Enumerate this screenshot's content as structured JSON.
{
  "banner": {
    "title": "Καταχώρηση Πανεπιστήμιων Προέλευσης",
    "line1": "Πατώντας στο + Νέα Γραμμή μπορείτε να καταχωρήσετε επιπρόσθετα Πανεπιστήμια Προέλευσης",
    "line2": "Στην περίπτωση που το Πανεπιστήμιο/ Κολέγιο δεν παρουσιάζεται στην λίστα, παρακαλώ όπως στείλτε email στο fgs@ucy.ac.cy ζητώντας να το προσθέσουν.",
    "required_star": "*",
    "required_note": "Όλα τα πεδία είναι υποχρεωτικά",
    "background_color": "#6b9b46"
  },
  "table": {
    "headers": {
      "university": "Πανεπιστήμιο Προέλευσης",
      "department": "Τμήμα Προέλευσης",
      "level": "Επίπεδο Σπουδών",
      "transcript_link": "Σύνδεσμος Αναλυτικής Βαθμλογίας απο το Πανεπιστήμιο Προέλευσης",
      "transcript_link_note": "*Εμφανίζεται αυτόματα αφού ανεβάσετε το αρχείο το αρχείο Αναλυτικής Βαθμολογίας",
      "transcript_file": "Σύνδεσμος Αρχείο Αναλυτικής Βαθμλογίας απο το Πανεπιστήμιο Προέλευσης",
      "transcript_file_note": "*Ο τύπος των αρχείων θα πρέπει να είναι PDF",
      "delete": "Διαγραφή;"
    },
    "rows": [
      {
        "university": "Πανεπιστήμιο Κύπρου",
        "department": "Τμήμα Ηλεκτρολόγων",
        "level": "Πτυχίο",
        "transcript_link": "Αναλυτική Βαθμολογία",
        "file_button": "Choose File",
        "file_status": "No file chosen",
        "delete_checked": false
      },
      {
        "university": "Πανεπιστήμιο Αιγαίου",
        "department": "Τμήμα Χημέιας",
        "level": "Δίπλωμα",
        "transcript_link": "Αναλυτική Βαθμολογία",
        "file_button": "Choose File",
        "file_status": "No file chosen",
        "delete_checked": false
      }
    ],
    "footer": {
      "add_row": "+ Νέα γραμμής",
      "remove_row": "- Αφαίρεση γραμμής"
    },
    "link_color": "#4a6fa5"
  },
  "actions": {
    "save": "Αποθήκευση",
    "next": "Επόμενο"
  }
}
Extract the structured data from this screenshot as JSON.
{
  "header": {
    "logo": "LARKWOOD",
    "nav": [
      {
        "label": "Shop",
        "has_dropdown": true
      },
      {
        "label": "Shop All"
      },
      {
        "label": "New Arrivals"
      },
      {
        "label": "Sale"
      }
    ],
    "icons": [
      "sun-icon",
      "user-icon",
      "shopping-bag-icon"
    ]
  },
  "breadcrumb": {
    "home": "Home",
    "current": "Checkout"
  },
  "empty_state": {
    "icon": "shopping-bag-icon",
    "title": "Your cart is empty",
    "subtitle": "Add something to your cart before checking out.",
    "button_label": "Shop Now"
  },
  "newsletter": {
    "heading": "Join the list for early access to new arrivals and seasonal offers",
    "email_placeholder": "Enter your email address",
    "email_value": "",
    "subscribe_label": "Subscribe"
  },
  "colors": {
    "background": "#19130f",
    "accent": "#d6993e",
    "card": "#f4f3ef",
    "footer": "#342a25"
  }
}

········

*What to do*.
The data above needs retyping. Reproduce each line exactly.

*Output for this task*.
Enumerate this screenshot's content as structured JSON.
{
  "banner": {
    "title": "Καταχώρηση Πανεπιστήμιων Προέλευσης",
    "line1": "Πατώντας στο + Νέα Γραμμή μπορείτε να καταχωρήσετε επιπρόσθετα Πανεπιστήμια Προέλευσης",
    "line2": "Στην περίπτωση που το Πανεπιστήμιο/ Κολέγιο δεν παρουσιάζεται στην λίστα, παρακαλώ όπως στείλτε email στο fgs@ucy.ac.cy ζητώντας να το προσθέσουν.",
    "required_star": "*",
    "required_note": "Όλα τα πεδία είναι υποχρεωτικά",
    "background_color": "#6b9b46"
  },
  "table": {
    "headers": {
      "university": "Πανεπιστήμιο Προέλευσης",
      "department": "Τμήμα Προέλευσης",
      "level": "Επίπεδο Σπουδών",
      "transcript_link": "Σύνδεσμος Αναλυτικής Βαθμλογίας απο το Πανεπιστήμιο Προέλευσης",
      "transcript_link_note": "*Εμφανίζεται αυτόματα αφού ανεβάσετε το αρχείο το αρχείο Αναλυτικής Βαθμολογίας",
      "transcript_file": "Σύνδεσμος Αρχείο Αναλυτικής Βαθμλογίας απο το Πανεπιστήμιο Προέλευσης",
      "transcript_file_note": "*Ο τύπος των αρχείων θα πρέπει να είναι PDF",
      "delete": "Διαγραφή;"
    },
    "rows": [
      {
        "university": "Πανεπιστήμιο Κύπρου",
        "department": "Τμήμα Ηλεκτρολόγων",
        "level": "Πτυχίο",
        "transcript_link": "Αναλυτική Βαθμολογία",
        "file_button": "Choose File",
        "file_status": "No file chosen",
        "delete_checked": false
      },
      {
        "university": "Πανεπιστήμιο Αιγαίου",
        "department": "Τμήμα Χημέιας",
        "level": "Δίπλωμα",
        "transcript_link": "Αναλυτική Βαθμολογία",
        "file_button": "Choose File",
        "file_status": "No file chosen",
        "delete_checked": false
      }
    ],
    "footer": {
      "add_row": "+ Νέα γραμμής",
      "remove_row": "- Αφαίρεση γραμμής"
    },
    "link_color": "#4a6fa5"
  },
  "actions": {
    "save": "Αποθήκευση",
    "next": "Επόμενο"
  }
}
Extract the structured data from this screenshot as JSON.
{
  "header": {
    "logo": "LARKWOOD",
    "nav": [
      {
        "label": "Shop",
        "has_dropdown": true
      },
      {
        "label": "Shop All"
      },
      {
        "label": "New Arrivals"
      },
      {
        "label": "Sale"
      }
    ],
    "icons": [
      "sun-icon",
      "user-icon",
      "shopping-bag-icon"
    ]
  },
  "breadcrumb": {
    "home": "Home",
    "current": "Checkout"
  },
  "empty_state": {
    "icon": "shopping-bag-icon",
    "title": "Your cart is empty",
    "subtitle": "Add something to your cart before checking out.",
    "button_label": "Shop Now"
  },
  "newsletter": {
    "heading": "Join the list for early access to new arrivals and seasonal offers",
    "email_placeholder": "Enter your email address",
    "email_value": "",
    "subscribe_label": "Subscribe"
  },
  "colors": {
    "background": "#19130f",
    "accent": "#d6993e",
    "card": "#f4f3ef",
    "footer": "#342a25"
  }
}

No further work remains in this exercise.